Here are the four guitars given as examples on The Rock Space graph: An early ’50s Gibson Les Paul (created by Lester William Polsfuss, inventor to the solid-body electric guitar), a Paul Reed Smith (created in the ’70s, first played for an audience by a Ted Nugent band guitarist), an Ibanez (made by a Japanese company that first started producing guitars in the late ’30s), and a Danelectro (budget guitars produced between the mid-’50s and late ’90s—a handful are still made each year). Can you guess which is which?
World-renowned guitar aficionado feels right at home
By Margaret Wright
For Michael Eliot, one of the most internationally respected vintage guitar dealers, Albuquerque was the ideal place to set up the western wing of his collection, and not because it's remote and quieter than the New York City of his youth. On the contrary, it was the up-and-coming, hardscrabble energy of the place that drew him in and kept him here.
Slow, spacey keyboard sounds build into a multilayered crashing of guitars and drums, only to give way to a lonely steel guitar, leaving the listener with a vibe that’s hard to pinpoint. This is “The Surveyor,” the instrumental first track on the third Winter’s Fall album, At All Angles, and it sets the tone for what is to come.

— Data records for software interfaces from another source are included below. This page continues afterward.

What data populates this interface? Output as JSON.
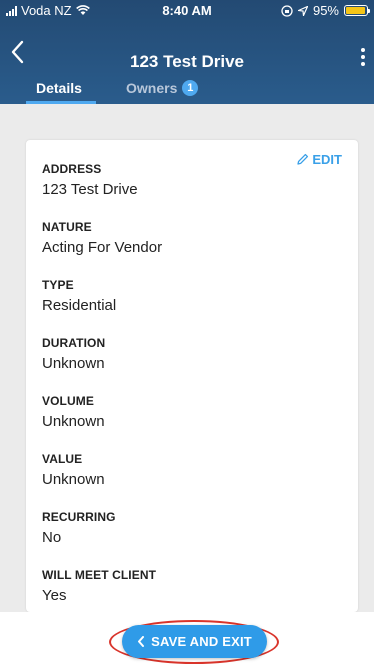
{
  "status_bar": {
    "carrier": "Voda NZ",
    "time": "8:40 AM",
    "battery_percent": "95%",
    "battery_level": 0.95
  },
  "header": {
    "title": "123 Test Drive",
    "back_icon": "chevron-left-icon",
    "menu_icon": "kebab-menu-icon"
  },
  "tabs": [
    {
      "label": "Details",
      "active": true
    },
    {
      "label": "Owners",
      "badge": "1",
      "active": false
    }
  ],
  "card": {
    "edit_label": "EDIT",
    "fields": [
      {
        "label": "ADDRESS",
        "value": "123 Test Drive"
      },
      {
        "label": "NATURE",
        "value": "Acting For Vendor"
      },
      {
        "label": "TYPE",
        "value": "Residential"
      },
      {
        "label": "DURATION",
        "value": "Unknown"
      },
      {
        "label": "VOLUME",
        "value": "Unknown"
      },
      {
        "label": "VALUE",
        "value": "Unknown"
      },
      {
        "label": "RECURRING",
        "value": "No"
      },
      {
        "label": "WILL MEET CLIENT",
        "value": "Yes"
      }
    ]
  },
  "footer": {
    "save_exit_label": "SAVE AND EXIT"
  },
  "colors": {
    "header": "#2a5c8c",
    "accent": "#2f9be8",
    "annotation": "#d9342b"
  }
}
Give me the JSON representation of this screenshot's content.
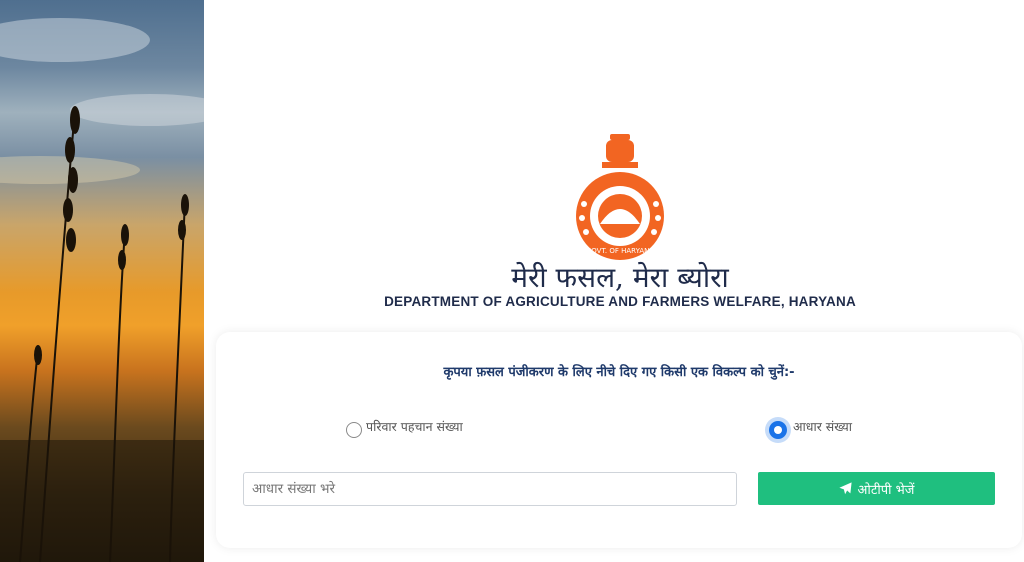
{
  "header": {
    "title_hi": "मेरी फसल, मेरा ब्योरा",
    "department": "DEPARTMENT OF AGRICULTURE AND FARMERS WELFARE, HARYANA",
    "emblem_text": "GOVT. OF HARYANA"
  },
  "form": {
    "instruction": "कृपया फ़सल पंजीकरण के लिए नीचे दिए गए किसी एक विकल्प को चुनें:-",
    "options": [
      {
        "label": "परिवार पहचान संख्या",
        "selected": false
      },
      {
        "label": "आधार संख्या",
        "selected": true
      }
    ],
    "input_placeholder": "आधार संख्या भरे",
    "input_value": "",
    "submit_label": "ओटीपी भेजें",
    "submit_icon": "paper-plane-icon"
  },
  "colors": {
    "emblem": "#f26522",
    "title": "#1f2b4a",
    "button": "#1fbf7f",
    "radio_selected": "#1a73e8"
  }
}
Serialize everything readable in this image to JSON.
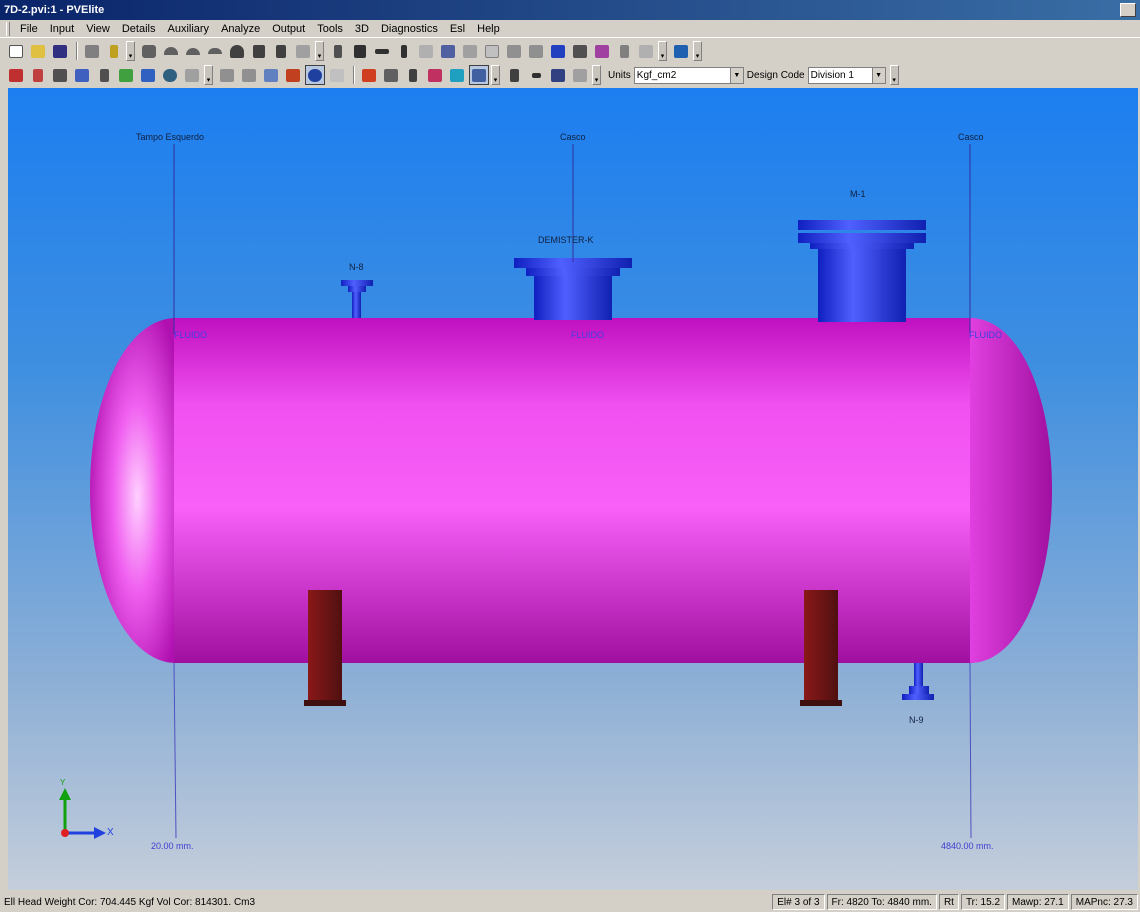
{
  "window": {
    "title": "7D-2.pvi:1 - PVElite"
  },
  "menu": [
    "File",
    "Input",
    "View",
    "Details",
    "Auxiliary",
    "Analyze",
    "Output",
    "Tools",
    "3D",
    "Diagnostics",
    "Esl",
    "Help"
  ],
  "toolbar": {
    "units_label": "Units",
    "units_value": "Kgf_cm2",
    "design_code_label": "Design Code",
    "design_code_value": "Division 1"
  },
  "viewport": {
    "labels": {
      "tampo_esquerdo": "Tampo Esquerdo",
      "casco_center": "Casco",
      "casco_right": "Casco",
      "demister": "DEMISTER-K",
      "m1": "M-1",
      "n8": "N-8",
      "n9": "N-9",
      "fluido_left": "FLUIDO",
      "fluido_center": "FLUIDO",
      "fluido_right": "FLUIDO",
      "dim_left": "20.00 mm.",
      "dim_right": "4840.00 mm.",
      "axis_x": "X",
      "axis_y": "Y"
    },
    "colors": {
      "vessel": "#e020e0",
      "nozzle": "#2030f0",
      "saddle": "#701010"
    }
  },
  "status": {
    "main": "Ell Head Weight Cor: 704.445 Kgf  Vol Cor: 814301. Cm3",
    "element": "El# 3 of 3",
    "from_to": "Fr: 4820 To: 4840 mm.",
    "rt": "Rt",
    "tr": "Tr: 15.2",
    "mawp": "Mawp: 27.1",
    "mapnc": "MAPnc: 27.3"
  }
}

Producer John Sandlin gives us the lowdown on the low-down sounds of his Django Festival
By Mel Minter
The New Mexico Django Festival returns to Albuquerque in its fourth, nearly annual edition after a layoff in 2009 in deference to the imploded economy. Producer John Sandlin, perhaps best known hereabouts as the rakishly handsome, devilishly talented guitarist for Le Chat Lunatique, has once again put together a stellar lineup, including up-and-coming international acts as well as local favorites like Zoltan Orkestar, The Hot Club of Santa Fe and Django Rhythm Meat Grinder. For four days, they’ll all pay homage to the Belgian whiz-kid guitarist Django Reinhardt, who put a unique gypsy spin on swing.